UNIVERSITY PARK, Pa. – A proposed $14.7 million project to modernize and improve the existing 22,000-square-foot Ostermayer Laboratory at Penn State Greater Allegheny garnered a recommendation for approval on Feb. 20 from the Board of Trustees Committee on Finance, Business and Capital Planning.
Built in 1973, Ostermayer Lab currently houses two biology and two chemistry teaching laboratories, along with four research laboratory spaces, a laboratory preparation space, faculty and staff offices, and one general purpose classroom.
This project will address much-needed facility maintenance. When renovated, new research spaces will house state-of-the-art laboratory and safety equipment; modernized teaching spaces will allow for greater faculty and student collaborations; improved classroom and collaboration spaces will foster a better learning environment; and an enhanced entrance and lobby space will be used to display student work and engage the local community in informal science education.
“The new Ostermayer Lab will further the cutting-edge pedagogies happening at Greater Allegheny,” said Jacqueline Edmonson, chancellor and chief academic officer for the campus. “Our faculty use digital tools, technologies and research-based approaches in their teaching. The changes to the building will allow them to engage students in even more meaningful and creative ways.”
As part of the project, aging and inefficient building systems also will be renewed.
“We are grateful for the University’s support which allows us to transform teaching and research space,” said Adam Homer, operations and physical plant manager. “When the project is completed in 2021, Ostermayer Laboratory will be a contemporary facility that will support the growing curriculum at Penn State Greater Allegheny.”
Renovations will begin later this spring. Completion is expected for the start of the fall 2021 semester.

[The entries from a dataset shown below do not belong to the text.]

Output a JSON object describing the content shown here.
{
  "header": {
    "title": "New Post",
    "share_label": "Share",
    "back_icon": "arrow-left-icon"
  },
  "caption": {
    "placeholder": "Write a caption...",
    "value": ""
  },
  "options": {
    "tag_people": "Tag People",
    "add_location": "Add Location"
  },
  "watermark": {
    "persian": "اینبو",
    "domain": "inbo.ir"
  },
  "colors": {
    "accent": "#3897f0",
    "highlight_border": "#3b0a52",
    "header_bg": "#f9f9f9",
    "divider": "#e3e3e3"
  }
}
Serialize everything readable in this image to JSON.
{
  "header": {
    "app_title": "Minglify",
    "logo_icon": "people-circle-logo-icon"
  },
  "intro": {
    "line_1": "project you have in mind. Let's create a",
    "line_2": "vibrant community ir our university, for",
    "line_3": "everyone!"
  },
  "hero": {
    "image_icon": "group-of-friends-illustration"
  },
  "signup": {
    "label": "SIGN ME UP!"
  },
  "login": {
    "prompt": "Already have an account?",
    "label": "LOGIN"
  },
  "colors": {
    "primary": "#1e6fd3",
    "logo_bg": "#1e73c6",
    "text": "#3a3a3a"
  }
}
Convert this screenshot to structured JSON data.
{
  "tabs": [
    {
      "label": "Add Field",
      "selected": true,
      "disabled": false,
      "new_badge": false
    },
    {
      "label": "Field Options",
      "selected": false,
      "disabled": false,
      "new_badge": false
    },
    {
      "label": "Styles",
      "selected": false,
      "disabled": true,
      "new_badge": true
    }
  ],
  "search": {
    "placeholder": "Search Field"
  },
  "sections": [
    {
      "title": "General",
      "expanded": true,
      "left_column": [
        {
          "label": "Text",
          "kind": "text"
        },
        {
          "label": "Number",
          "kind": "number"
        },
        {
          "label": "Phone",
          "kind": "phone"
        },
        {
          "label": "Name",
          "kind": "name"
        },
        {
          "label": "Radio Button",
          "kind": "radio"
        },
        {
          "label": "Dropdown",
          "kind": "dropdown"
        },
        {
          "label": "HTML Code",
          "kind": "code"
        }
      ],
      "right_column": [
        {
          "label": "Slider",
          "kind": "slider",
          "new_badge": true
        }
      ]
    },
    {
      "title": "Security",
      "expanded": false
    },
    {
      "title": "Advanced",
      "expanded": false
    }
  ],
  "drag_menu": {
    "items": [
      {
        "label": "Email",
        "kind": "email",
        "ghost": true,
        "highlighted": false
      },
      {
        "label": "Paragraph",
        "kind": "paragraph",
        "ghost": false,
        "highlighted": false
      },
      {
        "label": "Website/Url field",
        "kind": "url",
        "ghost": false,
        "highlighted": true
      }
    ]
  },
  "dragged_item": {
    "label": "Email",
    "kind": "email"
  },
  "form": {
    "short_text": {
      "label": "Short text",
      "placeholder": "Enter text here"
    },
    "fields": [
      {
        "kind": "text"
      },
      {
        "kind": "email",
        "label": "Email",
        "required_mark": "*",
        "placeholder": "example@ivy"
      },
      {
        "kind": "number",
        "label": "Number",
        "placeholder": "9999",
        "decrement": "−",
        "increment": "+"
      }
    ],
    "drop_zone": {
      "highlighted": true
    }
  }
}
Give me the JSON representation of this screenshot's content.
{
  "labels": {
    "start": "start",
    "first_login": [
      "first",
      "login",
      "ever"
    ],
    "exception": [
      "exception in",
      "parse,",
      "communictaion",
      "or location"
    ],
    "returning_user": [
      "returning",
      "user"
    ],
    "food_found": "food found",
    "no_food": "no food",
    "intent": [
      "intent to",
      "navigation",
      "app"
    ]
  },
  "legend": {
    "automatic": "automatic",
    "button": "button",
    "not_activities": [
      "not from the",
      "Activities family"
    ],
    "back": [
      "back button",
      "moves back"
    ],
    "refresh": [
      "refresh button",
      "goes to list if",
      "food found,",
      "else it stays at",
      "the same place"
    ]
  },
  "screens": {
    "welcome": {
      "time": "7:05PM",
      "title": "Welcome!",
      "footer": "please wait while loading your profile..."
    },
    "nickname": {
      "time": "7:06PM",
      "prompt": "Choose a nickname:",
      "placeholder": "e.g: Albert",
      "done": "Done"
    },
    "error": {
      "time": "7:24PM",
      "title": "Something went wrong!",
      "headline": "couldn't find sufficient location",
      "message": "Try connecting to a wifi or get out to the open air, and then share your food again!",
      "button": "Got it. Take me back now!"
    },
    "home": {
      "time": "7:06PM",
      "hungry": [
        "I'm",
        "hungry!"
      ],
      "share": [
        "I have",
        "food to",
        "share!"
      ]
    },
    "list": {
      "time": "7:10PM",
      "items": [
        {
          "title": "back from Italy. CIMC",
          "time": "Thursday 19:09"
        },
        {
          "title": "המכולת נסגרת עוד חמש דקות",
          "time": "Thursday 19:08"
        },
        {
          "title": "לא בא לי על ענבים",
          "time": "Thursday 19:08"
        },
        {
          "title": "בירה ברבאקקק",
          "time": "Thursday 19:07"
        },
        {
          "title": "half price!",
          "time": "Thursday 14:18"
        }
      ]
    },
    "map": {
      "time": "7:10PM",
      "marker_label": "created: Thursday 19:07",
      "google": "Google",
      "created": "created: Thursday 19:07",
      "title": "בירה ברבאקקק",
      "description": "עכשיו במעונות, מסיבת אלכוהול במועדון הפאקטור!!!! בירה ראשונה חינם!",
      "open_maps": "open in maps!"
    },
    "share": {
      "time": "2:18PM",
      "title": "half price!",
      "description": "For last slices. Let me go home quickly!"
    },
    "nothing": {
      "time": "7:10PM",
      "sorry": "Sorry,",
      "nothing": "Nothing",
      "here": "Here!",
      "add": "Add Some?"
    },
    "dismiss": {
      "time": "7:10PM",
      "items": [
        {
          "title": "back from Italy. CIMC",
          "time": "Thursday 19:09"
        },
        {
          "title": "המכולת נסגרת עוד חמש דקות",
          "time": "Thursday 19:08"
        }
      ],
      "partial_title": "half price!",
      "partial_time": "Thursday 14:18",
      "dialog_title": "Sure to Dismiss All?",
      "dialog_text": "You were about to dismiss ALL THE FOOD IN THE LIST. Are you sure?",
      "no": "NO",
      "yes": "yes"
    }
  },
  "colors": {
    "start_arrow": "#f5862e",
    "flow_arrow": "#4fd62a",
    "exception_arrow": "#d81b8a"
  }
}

Greater Allegheny is using a mobile laboratory facility that was in service at the Penn State Berks and Hazelton campuses during renovation projects at those locations.